I thought other things too, since I am afflicted by what the French call déformation professionnelle and tend to sub-edit other people’s utterances – those of machines with even less tolerance. For a start, we can’t allow for free. It’s either for nothing or free of charge. Then store is an Americanism for shop, and I don’t much care for their as a singular pronoun. I think that Danish pastry was also originally American (we had Chelsea buns), certainly the abbreviation Danish. See how I suffer for other people’s speech crimes.

The funny thing, though, was that all the other talking tills in the checkout Babel said ‘every week’ not ‘every day’. It is true that I have never seen anyone suddenly surprised by free shopping, but I admit that I don’t quite know what the scene would look like. Punching the air, perhaps, if the basket held a case of non-vintage Veuve Clicquot at £46 a bot. Bafflement if it was a pair of lemon and sultana Danishes on their sell-by date.

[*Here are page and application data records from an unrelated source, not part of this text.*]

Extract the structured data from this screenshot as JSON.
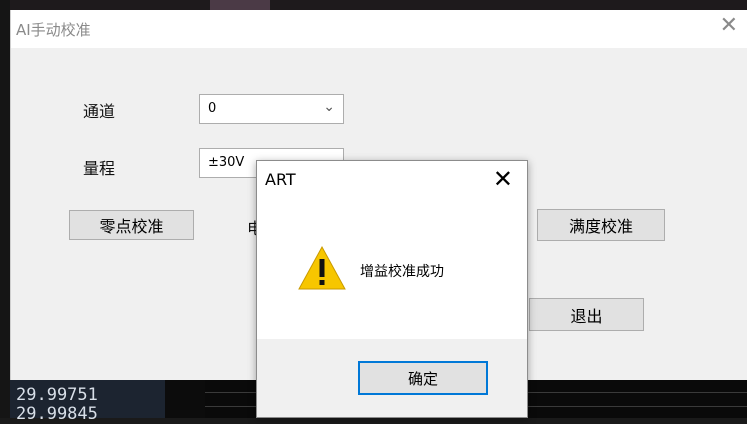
{
  "main_window": {
    "title": "AI手动校准",
    "close_glyph": "✕",
    "channel_label": "通道",
    "channel_value": "0",
    "range_label": "量程",
    "range_value": "±30V",
    "zero_cal_button": "零点校准",
    "partial_label": "电",
    "full_scale_button": "满度校准",
    "exit_button": "退出"
  },
  "readout": {
    "line1": "29.99751",
    "line2": "29.99845"
  },
  "dialog": {
    "title": "ART",
    "close_glyph": "✕",
    "message": "增益校准成功",
    "ok_button": "确定",
    "icon": "warning-icon"
  },
  "colors": {
    "accent": "#0078d7",
    "warning_yellow": "#f7c600"
  }
}
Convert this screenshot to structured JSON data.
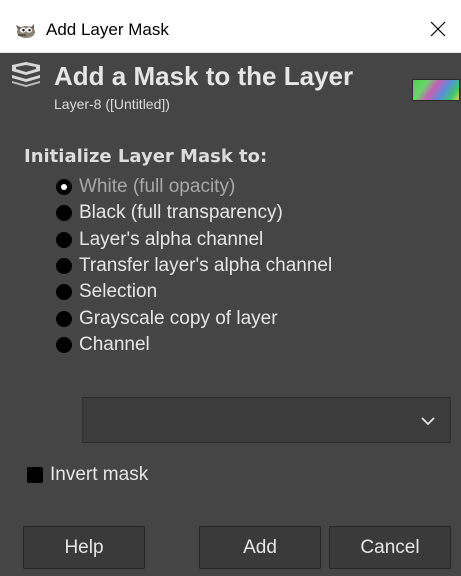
{
  "window": {
    "title": "Add Layer Mask",
    "close_label": "Close"
  },
  "header": {
    "title": "Add a Mask to the Layer",
    "subtitle": "Layer-8 ([Untitled])"
  },
  "mask_init": {
    "label": "Initialize Layer Mask to:",
    "options": [
      {
        "label": "White (full opacity)",
        "selected": true
      },
      {
        "label": "Black (full transparency)",
        "selected": false
      },
      {
        "label": "Layer's alpha channel",
        "selected": false
      },
      {
        "label": "Transfer layer's alpha channel",
        "selected": false
      },
      {
        "label": "Selection",
        "selected": false
      },
      {
        "label": "Grayscale copy of layer",
        "selected": false
      },
      {
        "label": "Channel",
        "selected": false
      }
    ],
    "channel_value": ""
  },
  "invert": {
    "label": "Invert mask",
    "checked": false
  },
  "buttons": {
    "help": "Help",
    "add": "Add",
    "cancel": "Cancel"
  },
  "colors": {
    "background": "#454545",
    "text": "#e6e6e6",
    "disabled_text": "#a8a8a8",
    "titlebar": "#ffffff"
  },
  "icons": {
    "app": "gimp-wilber-icon",
    "header": "layer-mask-icon",
    "close": "close-icon",
    "dropdown": "chevron-down-icon"
  }
}
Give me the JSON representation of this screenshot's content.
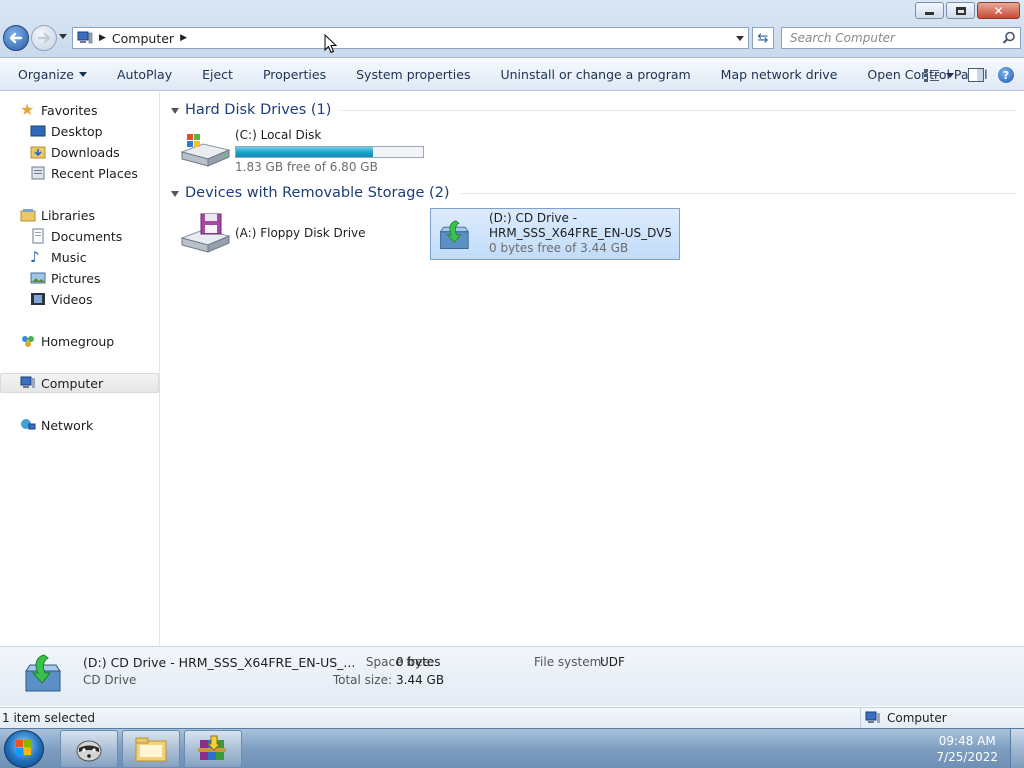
{
  "window": {
    "breadcrumb": [
      "Computer"
    ],
    "search_placeholder": "Search Computer"
  },
  "toolbar": {
    "items": [
      "Organize",
      "AutoPlay",
      "Eject",
      "Properties",
      "System properties",
      "Uninstall or change a program",
      "Map network drive",
      "Open Control Panel"
    ]
  },
  "sidebar": {
    "favorites": {
      "label": "Favorites",
      "items": [
        "Desktop",
        "Downloads",
        "Recent Places"
      ]
    },
    "libraries": {
      "label": "Libraries",
      "items": [
        "Documents",
        "Music",
        "Pictures",
        "Videos"
      ]
    },
    "homegroup": "Homegroup",
    "computer": "Computer",
    "network": "Network"
  },
  "groups": {
    "hdd": {
      "title": "Hard Disk Drives (1)",
      "drives": [
        {
          "name": "(C:) Local Disk",
          "free_text": "1.83 GB free of 6.80 GB",
          "used_fraction": 0.73
        }
      ]
    },
    "removable": {
      "title": "Devices with Removable Storage (2)",
      "drives": [
        {
          "name": "(A:) Floppy Disk Drive"
        },
        {
          "name_line1": "(D:) CD Drive -",
          "name_line2": "HRM_SSS_X64FRE_EN-US_DV5",
          "free_text": "0 bytes free of 3.44 GB"
        }
      ]
    }
  },
  "details": {
    "title": "(D:) CD Drive - HRM_SSS_X64FRE_EN-US_...",
    "type": "CD Drive",
    "space_free_label": "Space free:",
    "space_free": "0 bytes",
    "total_size_label": "Total size:",
    "total_size": "3.44 GB",
    "file_system_label": "File system:",
    "file_system": "UDF"
  },
  "status": {
    "selection": "1 item selected",
    "location": "Computer"
  },
  "taskbar": {
    "time": "09:48 AM",
    "date": "7/25/2022"
  },
  "colors": {
    "accent": "#1aa0c8",
    "selection_bg": "#c1dcf9",
    "group_header": "#1e3d7a"
  }
}
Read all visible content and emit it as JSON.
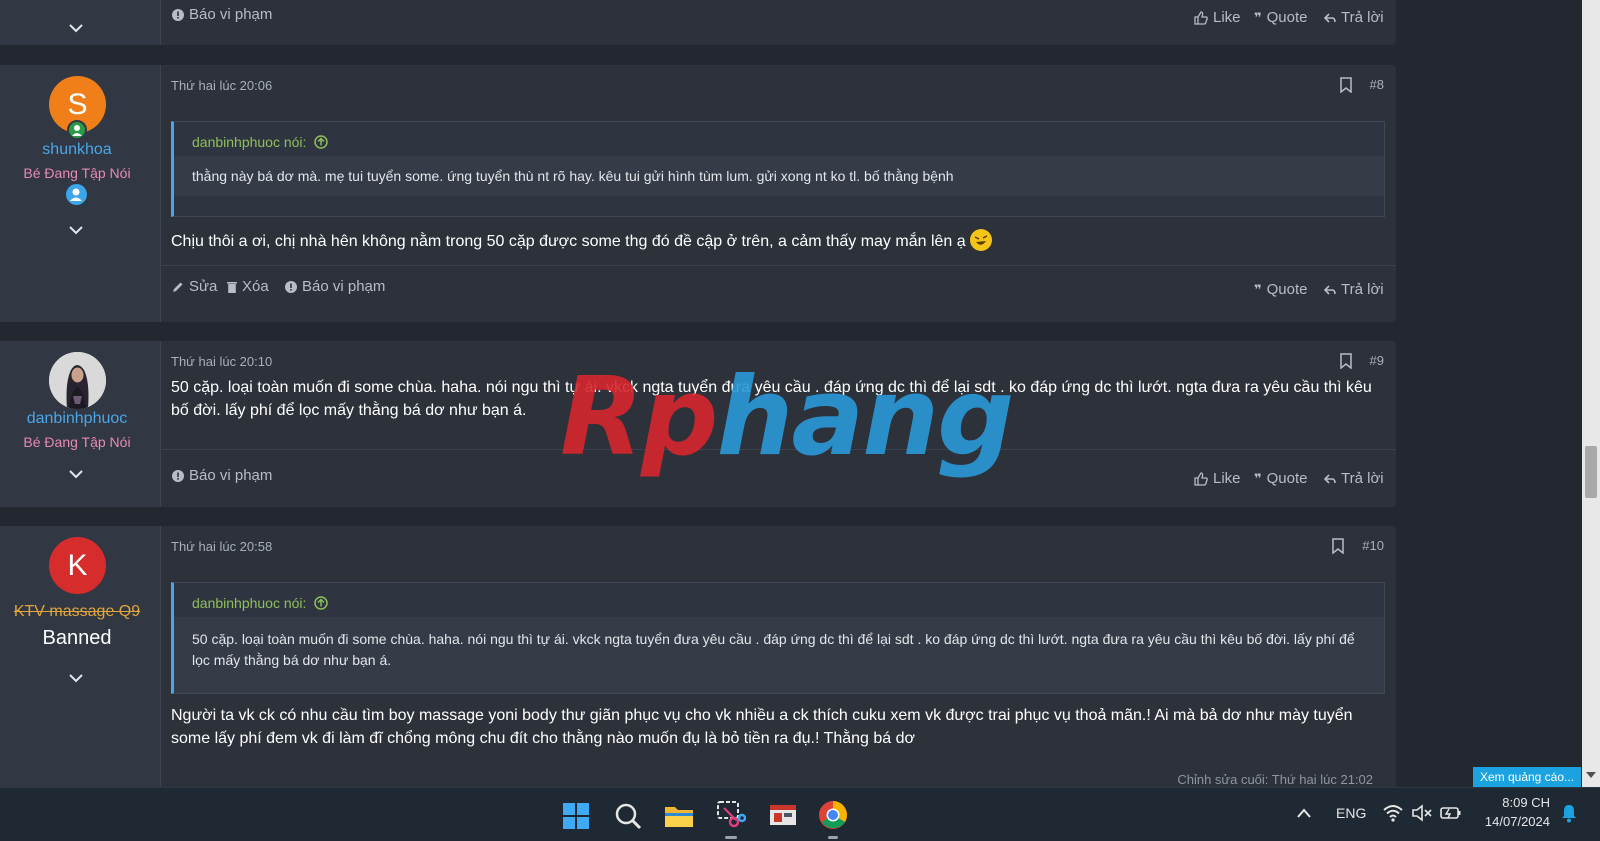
{
  "post_top": {
    "report_label": "Báo vi phạm",
    "like_label": "Like",
    "quote_label": "Quote",
    "reply_label": "Trả lời"
  },
  "posts": [
    {
      "avatar_letter": "S",
      "avatar_color": "#f07f1a",
      "username": "shunkhoa",
      "user_title": "Bé Đang Tập Nói",
      "date": "Thứ hai lúc 20:06",
      "number": "#8",
      "quote_author": "danbinhphuoc nói:",
      "quote_text": "thằng này bá dơ mà. mẹ tui tuyển some. ứng tuyển thù nt rõ hay. kêu tui gửi hình tùm lum. gửi xong nt ko tl. bố thằng bệnh",
      "text": "Chịu thôi a ơi, chị nhà hên không nằm trong 50 cặp được some thg đó đề cập ở trên, a cảm thấy may mắn lên ạ",
      "edit_label": "Sửa",
      "delete_label": "Xóa",
      "report_label": "Báo vi phạm",
      "quote_label": "Quote",
      "reply_label": "Trả lời"
    },
    {
      "username": "danbinhphuoc",
      "user_title": "Bé Đang Tập Nói",
      "date": "Thứ hai lúc 20:10",
      "number": "#9",
      "text": "50 cặp. loại toàn muốn đi some chùa. haha. nói ngu thì tự ái. vkck ngta tuyển đưa yêu cầu . đáp ứng dc thì để lại sdt . ko đáp ứng dc thì lướt. ngta đưa ra yêu cầu thì kêu bố đời. lấy phí để lọc mấy thằng bá dơ như bạn á.",
      "report_label": "Báo vi phạm",
      "like_label": "Like",
      "quote_label": "Quote",
      "reply_label": "Trả lời"
    },
    {
      "avatar_letter": "K",
      "avatar_color": "#d62c2c",
      "username": "KTV massage Q9",
      "user_title": "Banned",
      "date": "Thứ hai lúc 20:58",
      "number": "#10",
      "quote_author": "danbinhphuoc nói:",
      "quote_text": "50 cặp. loại toàn muốn đi some chùa. haha. nói ngu thì tự ái. vkck ngta tuyển đưa yêu cầu . đáp ứng dc thì để lại sdt . ko đáp ứng dc thì lướt. ngta đưa ra yêu cầu thì kêu bố đời. lấy phí để lọc mấy thằng bá dơ như bạn á.",
      "text": "Người ta vk ck có nhu cầu tìm boy massage yoni body thư giãn phục vụ cho vk nhiều a ck thích cuku xem vk được trai phục vụ thoả mãn.! Ai mà bả dơ như mày tuyển some lấy phí đem vk đi làm đĩ chổng mông chu đít cho thằng nào muốn đụ là bỏ tiền ra đụ.! Thằng bá dơ",
      "last_edit": "Chỉnh sửa cuối: Thứ hai lúc 21:02"
    }
  ],
  "watermark": {
    "part1": "Rp",
    "part2": "hang"
  },
  "ad_label": "Xem quảng cáo...",
  "taskbar": {
    "lang": "ENG",
    "time": "8:09 CH",
    "date": "14/07/2024"
  },
  "colors": {
    "accent": "#4aa6e8",
    "quote_author": "#8fbf5a",
    "user_title": "#e88ab2",
    "banned_name": "#e0a63a"
  }
}
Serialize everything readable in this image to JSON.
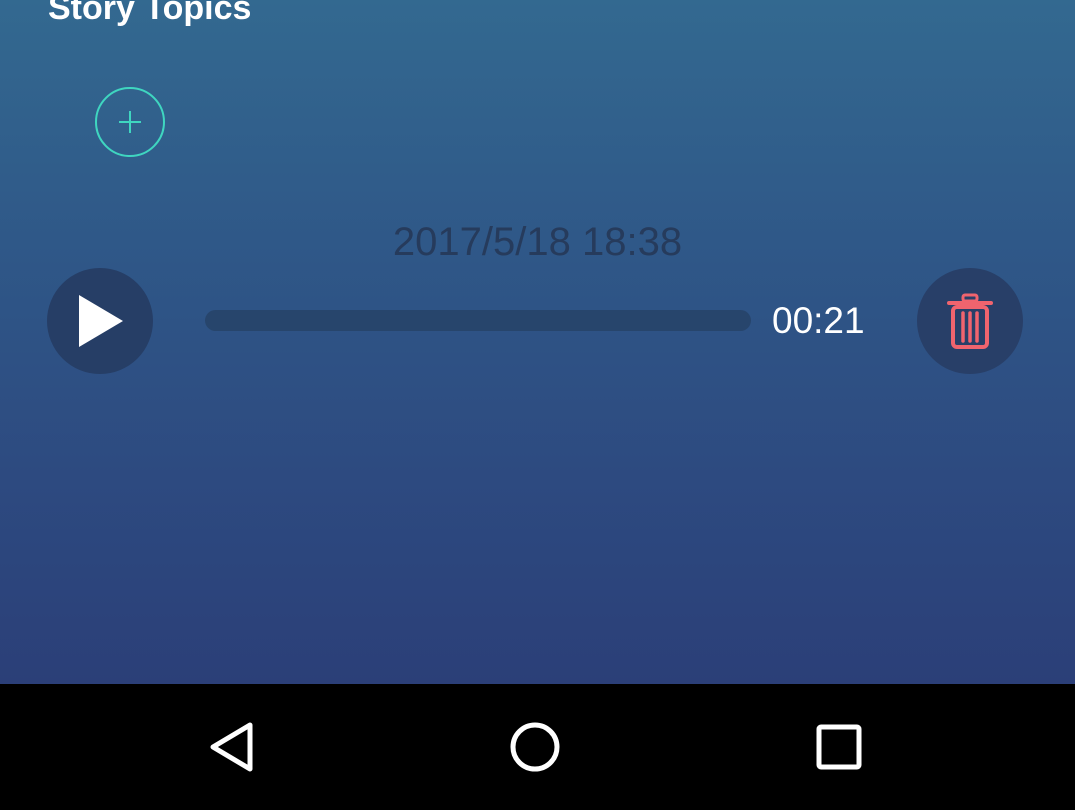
{
  "header": {
    "title": "Story Topics"
  },
  "recording": {
    "date": "2017/5/18 18:38",
    "duration": "00:21",
    "progress": 0
  },
  "icons": {
    "add": "plus-icon",
    "play": "play-icon",
    "delete": "trash-icon",
    "back": "back-triangle-icon",
    "home": "home-circle-icon",
    "recents": "recents-square-icon"
  },
  "colors": {
    "accent": "#3fd6c0",
    "delete": "#f0646e",
    "background_top": "#336990",
    "background_bottom": "#2b3f78"
  }
}
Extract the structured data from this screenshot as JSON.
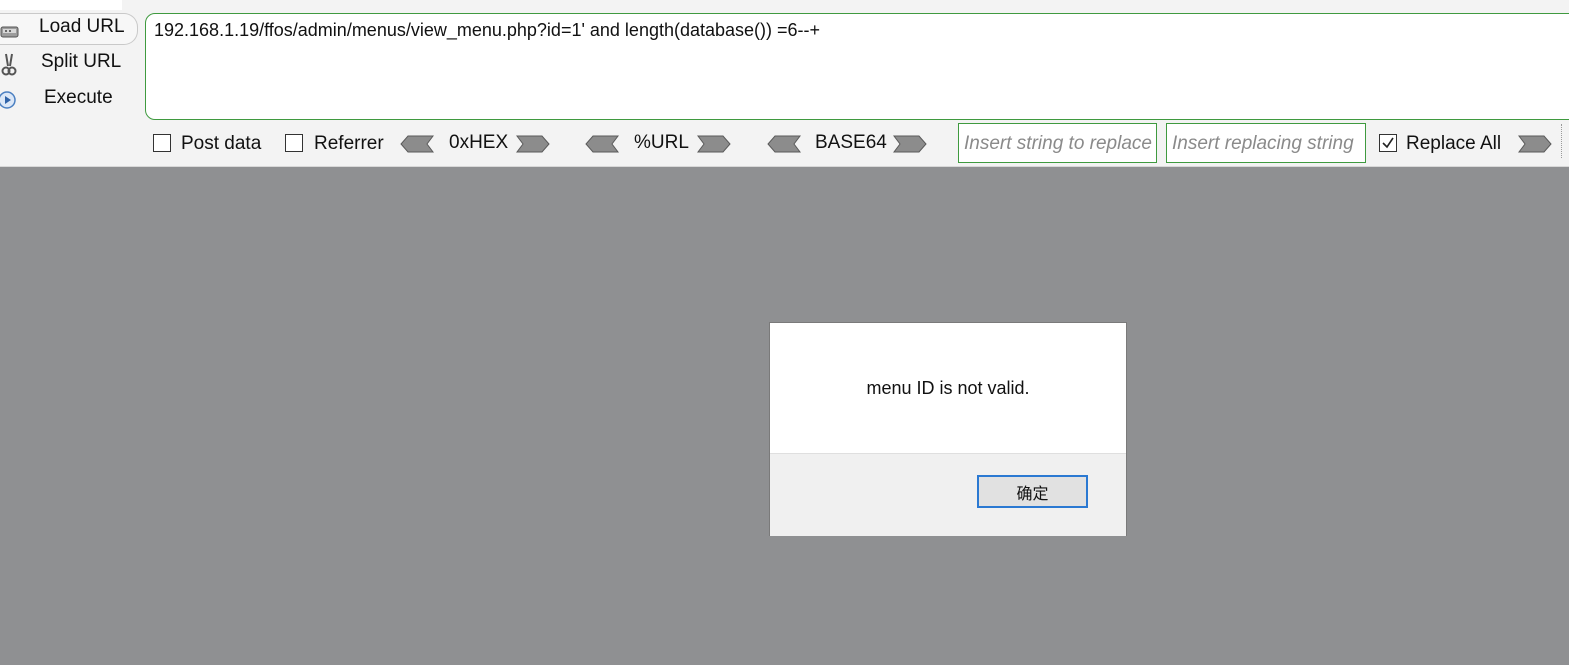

What really grates is that to qualify for this ephemeral or hebdomadal lottery, you must belong to something called Sparks, entitling you to a store card and other glorious favours. Without wanting to lump an M&S card together with the system of social credit imposed by the Chinese Communist party, in which you are banned from buying a fast train ticket if you are detected crossing the road at the wrong place, I don’t have much truck with store cards. But to call it Sparks seems like a corporate takeover of a disrespectful nickname, short for Marks & Sparks. My grandmother might refer to Marks; no one called it Sparks until the brand people got to work.